-- MATERIAL SHOWN --
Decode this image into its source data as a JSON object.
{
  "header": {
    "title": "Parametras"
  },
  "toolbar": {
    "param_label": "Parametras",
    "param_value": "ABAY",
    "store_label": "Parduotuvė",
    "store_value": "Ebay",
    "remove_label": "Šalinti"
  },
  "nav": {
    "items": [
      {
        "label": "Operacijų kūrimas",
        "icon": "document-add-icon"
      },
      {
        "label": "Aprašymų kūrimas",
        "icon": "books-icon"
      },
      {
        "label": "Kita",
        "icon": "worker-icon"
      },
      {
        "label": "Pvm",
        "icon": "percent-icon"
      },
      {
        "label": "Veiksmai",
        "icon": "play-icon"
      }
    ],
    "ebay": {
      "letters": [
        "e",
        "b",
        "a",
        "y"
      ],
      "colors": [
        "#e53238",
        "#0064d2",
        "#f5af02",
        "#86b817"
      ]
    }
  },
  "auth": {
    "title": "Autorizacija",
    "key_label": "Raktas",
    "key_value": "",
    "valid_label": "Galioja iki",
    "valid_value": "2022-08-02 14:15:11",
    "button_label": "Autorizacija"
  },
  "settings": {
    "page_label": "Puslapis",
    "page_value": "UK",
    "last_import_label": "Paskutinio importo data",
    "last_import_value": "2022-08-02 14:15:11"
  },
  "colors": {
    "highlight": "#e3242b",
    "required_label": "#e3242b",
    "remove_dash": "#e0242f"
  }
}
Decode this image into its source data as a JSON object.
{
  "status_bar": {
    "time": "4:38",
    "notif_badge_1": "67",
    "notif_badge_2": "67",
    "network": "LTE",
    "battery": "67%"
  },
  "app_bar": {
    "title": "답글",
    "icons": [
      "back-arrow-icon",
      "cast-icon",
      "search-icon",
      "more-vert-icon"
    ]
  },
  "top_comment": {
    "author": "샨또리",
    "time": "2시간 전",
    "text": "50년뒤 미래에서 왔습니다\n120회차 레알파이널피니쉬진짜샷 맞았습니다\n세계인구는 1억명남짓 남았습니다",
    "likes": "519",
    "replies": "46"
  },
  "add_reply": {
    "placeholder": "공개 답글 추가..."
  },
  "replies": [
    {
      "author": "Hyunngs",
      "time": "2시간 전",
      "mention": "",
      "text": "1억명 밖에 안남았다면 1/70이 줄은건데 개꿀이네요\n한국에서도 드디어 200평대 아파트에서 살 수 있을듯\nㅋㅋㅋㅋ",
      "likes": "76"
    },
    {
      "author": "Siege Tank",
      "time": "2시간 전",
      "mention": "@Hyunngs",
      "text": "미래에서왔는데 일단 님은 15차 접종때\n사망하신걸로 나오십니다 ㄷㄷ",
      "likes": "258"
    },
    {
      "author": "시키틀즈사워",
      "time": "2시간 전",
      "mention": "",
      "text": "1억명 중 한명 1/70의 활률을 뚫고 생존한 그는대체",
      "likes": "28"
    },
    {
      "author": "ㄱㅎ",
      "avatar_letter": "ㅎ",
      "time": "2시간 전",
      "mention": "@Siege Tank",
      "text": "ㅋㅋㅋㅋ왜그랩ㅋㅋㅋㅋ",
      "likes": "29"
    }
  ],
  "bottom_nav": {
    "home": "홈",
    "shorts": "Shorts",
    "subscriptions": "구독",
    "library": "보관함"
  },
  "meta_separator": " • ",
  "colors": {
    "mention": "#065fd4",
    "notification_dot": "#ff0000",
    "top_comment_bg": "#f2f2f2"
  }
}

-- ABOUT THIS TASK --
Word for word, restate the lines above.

-- WRITTEN RESPONSE --
Decode this image into its source data as a JSON object.
{
  "header": {
    "title": "Parametras"
  },
  "toolbar": {
    "param_label": "Parametras",
    "param_value": "ABAY",
    "store_label": "Parduotuvė",
    "store_value": "Ebay",
    "remove_label": "Šalinti"
  },
  "nav": {
    "items": [
      {
        "label": "Operacijų kūrimas",
        "icon": "document-add-icon"
      },
      {
        "label": "Aprašymų kūrimas",
        "icon": "books-icon"
      },
      {
        "label": "Kita",
        "icon": "worker-icon"
      },
      {
        "label": "Pvm",
        "icon": "percent-icon"
      },
      {
        "label": "Veiksmai",
        "icon": "play-icon"
      }
    ],
    "ebay": {
      "letters": [
        "e",
        "b",
        "a",
        "y"
      ],
      "colors": [
        "#e53238",
        "#0064d2",
        "#f5af02",
        "#86b817"
      ]
    }
  },
  "auth": {
    "title": "Autorizacija",
    "key_label": "Raktas",
    "key_value": "",
    "valid_label": "Galioja iki",
    "valid_value": "2022-08-02 14:15:11",
    "button_label": "Autorizacija"
  },
  "settings": {
    "page_label": "Puslapis",
    "page_value": "UK",
    "last_import_label": "Paskutinio importo data",
    "last_import_value": "2022-08-02 14:15:11"
  },
  "colors": {
    "highlight": "#e3242b",
    "required_label": "#e3242b",
    "remove_dash": "#e0242f"
  }
}
Decode this image into its source data as a JSON object.
{
  "status_bar": {
    "time": "4:38",
    "notif_badge_1": "67",
    "notif_badge_2": "67",
    "network": "LTE",
    "battery": "67%"
  },
  "app_bar": {
    "title": "답글",
    "icons": [
      "back-arrow-icon",
      "cast-icon",
      "search-icon",
      "more-vert-icon"
    ]
  },
  "top_comment": {
    "author": "샨또리",
    "time": "2시간 전",
    "text": "50년뒤 미래에서 왔습니다\n120회차 레알파이널피니쉬진짜샷 맞았습니다\n세계인구는 1억명남짓 남았습니다",
    "likes": "519",
    "replies": "46"
  },
  "add_reply": {
    "placeholder": "공개 답글 추가..."
  },
  "replies": [
    {
      "author": "Hyunngs",
      "time": "2시간 전",
      "mention": "",
      "text": "1억명 밖에 안남았다면 1/70이 줄은건데 개꿀이네요\n한국에서도 드디어 200평대 아파트에서 살 수 있을듯\nㅋㅋㅋㅋ",
      "likes": "76"
    },
    {
      "author": "Siege Tank",
      "time": "2시간 전",
      "mention": "@Hyunngs",
      "text": "미래에서왔는데 일단 님은 15차 접종때\n사망하신걸로 나오십니다 ㄷㄷ",
      "likes": "258"
    },
    {
      "author": "시키틀즈사워",
      "time": "2시간 전",
      "mention": "",
      "text": "1억명 중 한명 1/70의 활률을 뚫고 생존한 그는대체",
      "likes": "28"
    },
    {
      "author": "ㄱㅎ",
      "avatar_letter": "ㅎ",
      "time": "2시간 전",
      "mention": "@Siege Tank",
      "text": "ㅋㅋㅋㅋ왜그랩ㅋㅋㅋㅋ",
      "likes": "29"
    }
  ],
  "bottom_nav": {
    "home": "홈",
    "shorts": "Shorts",
    "subscriptions": "구독",
    "library": "보관함"
  },
  "meta_separator": " • ",
  "colors": {
    "mention": "#065fd4",
    "notification_dot": "#ff0000",
    "top_comment_bg": "#f2f2f2"
  }
}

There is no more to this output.